Jackie: [stoned and laying the bathtub] Is this the sink? Am I shrinking?
The Driver’s Seat (Season 6, Episode 11)
In this jarring installment, Roseanne is suspicious that Leon is trying to usurp her role as the Lunch Box leader. While her friends cast her fears aside, her suspicions prove to be true. The heaviness comes after DJ steals Roseanne’s car and her violent response makes her worried she’s repeating the pattern of her own childhood abuse. This episode is uncomfortable, but stands as one of Barr’s best. It goes to show just how deep-seated one’s childhood traumas can be and how far that can reach into adulthood.

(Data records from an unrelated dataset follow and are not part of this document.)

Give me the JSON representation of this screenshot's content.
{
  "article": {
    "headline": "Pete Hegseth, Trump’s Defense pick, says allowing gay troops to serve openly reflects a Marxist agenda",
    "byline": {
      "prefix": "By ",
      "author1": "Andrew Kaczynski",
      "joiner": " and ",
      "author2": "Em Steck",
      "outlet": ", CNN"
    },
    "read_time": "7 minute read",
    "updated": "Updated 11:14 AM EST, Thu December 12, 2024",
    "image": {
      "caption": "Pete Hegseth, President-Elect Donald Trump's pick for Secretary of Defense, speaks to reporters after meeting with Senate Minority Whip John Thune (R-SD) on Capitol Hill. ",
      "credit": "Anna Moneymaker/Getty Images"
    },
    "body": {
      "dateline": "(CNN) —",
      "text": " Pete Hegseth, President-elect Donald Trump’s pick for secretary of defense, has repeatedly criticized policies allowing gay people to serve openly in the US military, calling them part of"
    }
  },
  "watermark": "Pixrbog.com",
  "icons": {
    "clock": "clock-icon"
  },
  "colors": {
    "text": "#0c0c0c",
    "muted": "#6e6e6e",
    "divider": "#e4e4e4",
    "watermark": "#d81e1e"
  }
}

Jackie: [upset that Roseanne spanked DJ because her Dad used to beat her and Roseanne] That has *everything* to do with it! These patterns repeat!
Dan: Well then you’d better look out, because my father used to *love* to hit his sister-in-law!
“Lies My Father Told Me” (Season 6, Episode 21)
Roseanne consistently gave its stellar actors amazing material to work with and Goodman’s performance in this tragic Season 6 episode is proof of that. Dan learns that his mother’s mental breakdowns weren’t caused by his father’s extended absences, but rather, the result of mental illness. Dan spent his life blaming his dad for mom’s fragility, something his dad accepted to spare Dan the harsh reality. Dan starts to see his father in a new light, pulling him deeper into his mom’s healthcare issues. The B-story of Darlene and Becky trying to convince DJ that he’s crazy too really lightens the mood here and shows how special (and twisted) these siblings really are.
Darlene: Only in our family can someone be a nutcase for 20 years without anyone noticing.
Roseanne: We notice, Darlene, we’re just ignoring you.
“Don’t Ask, Don’t Tell” (Season 6, Episode 18)
Roseanne was always down with the gays (see Martin Mull’s Leon, for one, and Sandra Bernhard’s Nancy for another), but the topic was again explored after Nancy’s girlfriend Sharon plants a hot and heavy kiss right smack on Roseanne’s lips. The aftermath of the kiss brings up the issue of homophobia as Roseanne uncomfortably discusses what went down with Nancy. When the episode aired, the taboo subject caused quite a stir and raised tensions once again between the network and Barr. A couple ABC affiliates didn’t even air it. Thirty million viewers tuned in, however, proving that not only would fans not shy away from controversy, but they were THERE. FOR. IT.
Roseanne to Nancy after being called a hypocrite: “I have friends that are way gayer than you!”
“White Men Can’t Kiss” (Season 7, Episode 9)
When Dan and Roseanne find out DJ refused to kiss a girl in the school play because she was black, they examine their feelings and stance on race in America. Where had he picked up that idea and should they force him to kiss her just to prove they weren’t racist? They consult their black friend, Chuck, to get his take on the situation. This is one episode that will carry over to the revival—DJ now has a black daughter.
Roseanne to DJ: Hey! Black people are just like us. They’re every bit as good as us, and any people who don’t think so is just a bunch of banjo-picking, cousin-dating, barefoot embarrassments to respectable white-trash like us!
“Maybe Baby” (Season 7, Episode 11)
As if Roseanne could leave the abortion issue unturned. When complications arise, Roseanne awaits test results and weighs whether or not to abort her pregnancy. She doesn’t go through with it, but the episode highlights women’s right to make decisions for their own bodies and how much say a partner should have in the matter.
Dan: “Roseanne” and “demand.” Two words that go together like “waffle-iron” and “forehead.”
Roseanne returns Tuesday, March 27 at 8 p.m. on ABC.